Availability of data and materials

Restrictions apply to the availability of these data, which were used under license for the current study, and so are not publicly available. Data are, however, available from the authors upon reasonable request.

Author information

Authors and Affiliations



Corresponding author

Correspondence to A. L. Kritski.

Ethics declarations

Ethics approval and consent to participate

The protocol was approved by the National Research Ethics Committee (CONEP 520/2011; Register: 16,571 – Process: n° 25,000.115789/2011–94) and by the Ethics Advisory Group at The Union, number: 11/11. The protocol was also approved by each appropriate local Institutional Review Board and Ethics Committee.

Consent for publication

Not applicable.

Competing interests

The authors declare that they have no competing interests.

Publisher’s Note

Springer Nature remains neutral with regard to jurisdictional claims in published maps and institutional affiliations.

Rights and permissions

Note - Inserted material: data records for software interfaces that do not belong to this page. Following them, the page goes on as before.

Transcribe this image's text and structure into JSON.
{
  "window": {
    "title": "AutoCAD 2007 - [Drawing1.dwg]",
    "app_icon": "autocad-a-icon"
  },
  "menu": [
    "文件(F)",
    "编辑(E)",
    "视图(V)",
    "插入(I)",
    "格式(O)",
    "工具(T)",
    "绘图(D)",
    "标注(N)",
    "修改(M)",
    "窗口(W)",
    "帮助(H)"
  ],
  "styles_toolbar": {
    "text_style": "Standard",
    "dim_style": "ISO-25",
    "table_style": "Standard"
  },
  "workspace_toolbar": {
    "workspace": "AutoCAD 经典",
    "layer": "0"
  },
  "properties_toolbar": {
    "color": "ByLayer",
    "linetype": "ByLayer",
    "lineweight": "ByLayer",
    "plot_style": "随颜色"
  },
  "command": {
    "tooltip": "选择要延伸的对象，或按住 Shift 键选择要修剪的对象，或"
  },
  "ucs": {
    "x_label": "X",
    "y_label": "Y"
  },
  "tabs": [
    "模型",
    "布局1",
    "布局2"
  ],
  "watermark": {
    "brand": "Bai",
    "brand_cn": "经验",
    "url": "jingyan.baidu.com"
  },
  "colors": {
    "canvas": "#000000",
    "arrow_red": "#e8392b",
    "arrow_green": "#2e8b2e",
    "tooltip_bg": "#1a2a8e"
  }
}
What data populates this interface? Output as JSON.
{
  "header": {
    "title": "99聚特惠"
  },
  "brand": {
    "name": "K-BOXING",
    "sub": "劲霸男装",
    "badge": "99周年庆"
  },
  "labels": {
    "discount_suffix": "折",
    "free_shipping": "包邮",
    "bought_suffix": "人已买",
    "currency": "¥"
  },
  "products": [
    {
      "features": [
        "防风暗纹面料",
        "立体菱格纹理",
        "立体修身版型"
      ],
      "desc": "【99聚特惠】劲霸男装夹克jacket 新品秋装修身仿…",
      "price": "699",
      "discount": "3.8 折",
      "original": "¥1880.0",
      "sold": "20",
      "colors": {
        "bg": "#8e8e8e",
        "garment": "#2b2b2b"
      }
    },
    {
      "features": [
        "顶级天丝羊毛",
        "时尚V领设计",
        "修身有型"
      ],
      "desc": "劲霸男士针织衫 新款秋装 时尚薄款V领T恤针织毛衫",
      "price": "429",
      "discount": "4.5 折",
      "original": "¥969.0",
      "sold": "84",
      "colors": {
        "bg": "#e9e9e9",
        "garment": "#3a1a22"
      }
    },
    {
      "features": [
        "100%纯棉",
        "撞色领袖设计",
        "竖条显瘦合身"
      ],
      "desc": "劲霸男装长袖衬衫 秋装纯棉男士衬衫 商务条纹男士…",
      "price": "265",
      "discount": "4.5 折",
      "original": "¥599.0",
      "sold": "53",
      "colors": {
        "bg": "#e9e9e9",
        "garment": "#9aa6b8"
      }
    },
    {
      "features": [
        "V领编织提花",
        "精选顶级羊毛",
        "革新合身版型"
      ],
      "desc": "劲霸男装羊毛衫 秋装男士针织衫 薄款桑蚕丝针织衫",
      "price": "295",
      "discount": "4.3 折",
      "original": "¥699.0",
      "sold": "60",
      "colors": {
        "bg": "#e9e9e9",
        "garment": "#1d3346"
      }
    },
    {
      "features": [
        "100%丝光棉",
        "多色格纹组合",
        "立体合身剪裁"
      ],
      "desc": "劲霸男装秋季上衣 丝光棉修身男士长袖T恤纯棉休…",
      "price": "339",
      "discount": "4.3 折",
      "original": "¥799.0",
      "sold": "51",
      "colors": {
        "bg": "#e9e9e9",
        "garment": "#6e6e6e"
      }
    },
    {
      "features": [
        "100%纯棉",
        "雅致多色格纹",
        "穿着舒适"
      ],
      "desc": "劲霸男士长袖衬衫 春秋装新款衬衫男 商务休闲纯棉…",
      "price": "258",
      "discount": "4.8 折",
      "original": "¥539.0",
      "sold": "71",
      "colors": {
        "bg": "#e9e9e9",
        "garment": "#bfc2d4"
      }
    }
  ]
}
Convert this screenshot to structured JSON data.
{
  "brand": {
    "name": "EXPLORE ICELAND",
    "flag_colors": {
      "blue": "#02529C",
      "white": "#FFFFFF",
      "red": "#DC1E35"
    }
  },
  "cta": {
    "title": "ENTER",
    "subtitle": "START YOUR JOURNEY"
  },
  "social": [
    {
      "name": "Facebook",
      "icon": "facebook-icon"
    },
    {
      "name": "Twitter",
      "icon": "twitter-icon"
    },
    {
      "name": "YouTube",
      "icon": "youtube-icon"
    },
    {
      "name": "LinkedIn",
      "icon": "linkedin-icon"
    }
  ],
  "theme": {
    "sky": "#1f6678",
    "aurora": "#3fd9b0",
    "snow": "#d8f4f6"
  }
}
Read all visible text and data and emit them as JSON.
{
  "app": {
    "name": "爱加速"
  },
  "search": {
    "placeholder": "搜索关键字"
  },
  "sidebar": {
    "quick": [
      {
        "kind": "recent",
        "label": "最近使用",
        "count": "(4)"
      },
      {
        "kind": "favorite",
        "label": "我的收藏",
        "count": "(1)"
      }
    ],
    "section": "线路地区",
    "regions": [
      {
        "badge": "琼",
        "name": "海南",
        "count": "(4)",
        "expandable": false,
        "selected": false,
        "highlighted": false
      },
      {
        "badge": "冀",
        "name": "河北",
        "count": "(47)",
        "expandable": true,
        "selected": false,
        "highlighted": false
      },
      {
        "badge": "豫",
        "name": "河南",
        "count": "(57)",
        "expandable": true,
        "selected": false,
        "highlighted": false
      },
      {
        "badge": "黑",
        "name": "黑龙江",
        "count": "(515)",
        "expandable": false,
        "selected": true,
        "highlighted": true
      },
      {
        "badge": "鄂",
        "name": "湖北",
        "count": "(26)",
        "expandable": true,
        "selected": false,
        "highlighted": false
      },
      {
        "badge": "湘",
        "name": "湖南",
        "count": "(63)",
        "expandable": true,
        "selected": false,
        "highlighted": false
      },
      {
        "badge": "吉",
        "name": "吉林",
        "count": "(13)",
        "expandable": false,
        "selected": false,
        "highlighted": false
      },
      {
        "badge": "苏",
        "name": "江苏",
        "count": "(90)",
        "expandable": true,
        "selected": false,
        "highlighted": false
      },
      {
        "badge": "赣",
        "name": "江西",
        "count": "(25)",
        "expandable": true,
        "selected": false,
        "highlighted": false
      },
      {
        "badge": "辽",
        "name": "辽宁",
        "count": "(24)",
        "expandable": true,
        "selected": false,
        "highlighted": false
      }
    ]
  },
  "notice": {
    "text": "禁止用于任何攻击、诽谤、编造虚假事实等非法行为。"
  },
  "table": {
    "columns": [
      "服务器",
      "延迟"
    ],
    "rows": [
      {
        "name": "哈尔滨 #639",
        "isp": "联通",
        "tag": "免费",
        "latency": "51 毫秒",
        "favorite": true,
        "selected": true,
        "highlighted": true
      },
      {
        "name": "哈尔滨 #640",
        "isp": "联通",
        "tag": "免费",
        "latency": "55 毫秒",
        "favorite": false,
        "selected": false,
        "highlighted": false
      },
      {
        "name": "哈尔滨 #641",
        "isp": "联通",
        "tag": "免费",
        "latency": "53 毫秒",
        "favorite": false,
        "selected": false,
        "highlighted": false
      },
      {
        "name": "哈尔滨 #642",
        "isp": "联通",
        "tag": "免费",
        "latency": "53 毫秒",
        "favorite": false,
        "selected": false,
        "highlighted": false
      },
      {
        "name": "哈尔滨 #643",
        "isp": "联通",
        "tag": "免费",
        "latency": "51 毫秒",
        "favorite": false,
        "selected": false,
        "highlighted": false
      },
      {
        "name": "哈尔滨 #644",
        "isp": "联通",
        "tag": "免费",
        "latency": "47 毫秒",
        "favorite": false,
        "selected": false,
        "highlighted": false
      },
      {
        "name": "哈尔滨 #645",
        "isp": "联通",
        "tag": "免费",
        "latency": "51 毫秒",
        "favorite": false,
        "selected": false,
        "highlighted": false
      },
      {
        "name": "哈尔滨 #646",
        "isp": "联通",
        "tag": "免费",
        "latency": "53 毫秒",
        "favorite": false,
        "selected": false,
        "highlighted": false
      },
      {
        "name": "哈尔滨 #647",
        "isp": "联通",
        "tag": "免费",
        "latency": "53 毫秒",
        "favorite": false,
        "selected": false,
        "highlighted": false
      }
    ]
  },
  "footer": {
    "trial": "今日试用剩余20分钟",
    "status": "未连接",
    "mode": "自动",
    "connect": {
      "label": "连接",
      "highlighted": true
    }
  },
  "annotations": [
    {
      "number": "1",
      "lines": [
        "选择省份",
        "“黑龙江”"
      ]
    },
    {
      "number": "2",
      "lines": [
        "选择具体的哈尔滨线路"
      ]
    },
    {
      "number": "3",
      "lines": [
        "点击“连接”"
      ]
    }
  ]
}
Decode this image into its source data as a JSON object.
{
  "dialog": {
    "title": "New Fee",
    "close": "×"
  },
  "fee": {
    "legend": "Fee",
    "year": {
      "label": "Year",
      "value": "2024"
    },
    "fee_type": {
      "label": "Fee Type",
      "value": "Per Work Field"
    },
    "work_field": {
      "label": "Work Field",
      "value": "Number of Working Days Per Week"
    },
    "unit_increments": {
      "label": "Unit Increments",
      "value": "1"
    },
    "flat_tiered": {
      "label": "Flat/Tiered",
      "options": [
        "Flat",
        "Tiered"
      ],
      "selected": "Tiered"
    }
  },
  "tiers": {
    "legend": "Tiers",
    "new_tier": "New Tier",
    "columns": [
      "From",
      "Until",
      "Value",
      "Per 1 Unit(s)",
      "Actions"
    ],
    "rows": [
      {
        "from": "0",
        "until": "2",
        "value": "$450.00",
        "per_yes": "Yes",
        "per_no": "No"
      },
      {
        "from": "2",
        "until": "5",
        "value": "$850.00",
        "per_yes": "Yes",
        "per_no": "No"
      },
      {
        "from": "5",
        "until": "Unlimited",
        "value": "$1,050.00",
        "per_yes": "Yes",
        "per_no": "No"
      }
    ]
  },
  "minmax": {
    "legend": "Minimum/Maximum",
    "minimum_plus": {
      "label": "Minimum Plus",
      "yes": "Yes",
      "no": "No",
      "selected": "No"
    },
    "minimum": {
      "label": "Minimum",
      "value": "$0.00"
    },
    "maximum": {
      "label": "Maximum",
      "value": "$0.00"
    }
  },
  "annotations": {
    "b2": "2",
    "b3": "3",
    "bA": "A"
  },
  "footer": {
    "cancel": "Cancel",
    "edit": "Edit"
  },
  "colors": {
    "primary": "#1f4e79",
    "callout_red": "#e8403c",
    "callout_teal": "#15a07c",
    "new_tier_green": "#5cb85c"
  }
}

Open Access This article is distributed under the terms of the Creative Commons Attribution 4.0 International License (, which permits unrestricted use, distribution, and reproduction in any medium, provided you give appropriate credit to the original author(s) and the source, provide a link to the Creative Commons license, and indicate if changes were made. The Creative Commons Public Domain Dedication waiver ( applies to the data made available in this article, unless otherwise stated.

Reprints and permissions

About this article

Check for updates. Verify currency and authenticity via CrossMark

Cite this article

Ramalho, D.M.P., Miranda, P.F.C., Andrade, M.K. et al. Outcomes from patients with presumed drug resistant tuberculosis in five reference centers in Brazil. BMC Infect Dis 17, 571 (2017).

Download citation

  • Received:

  • Accepted:

  • Published:

  • DOI: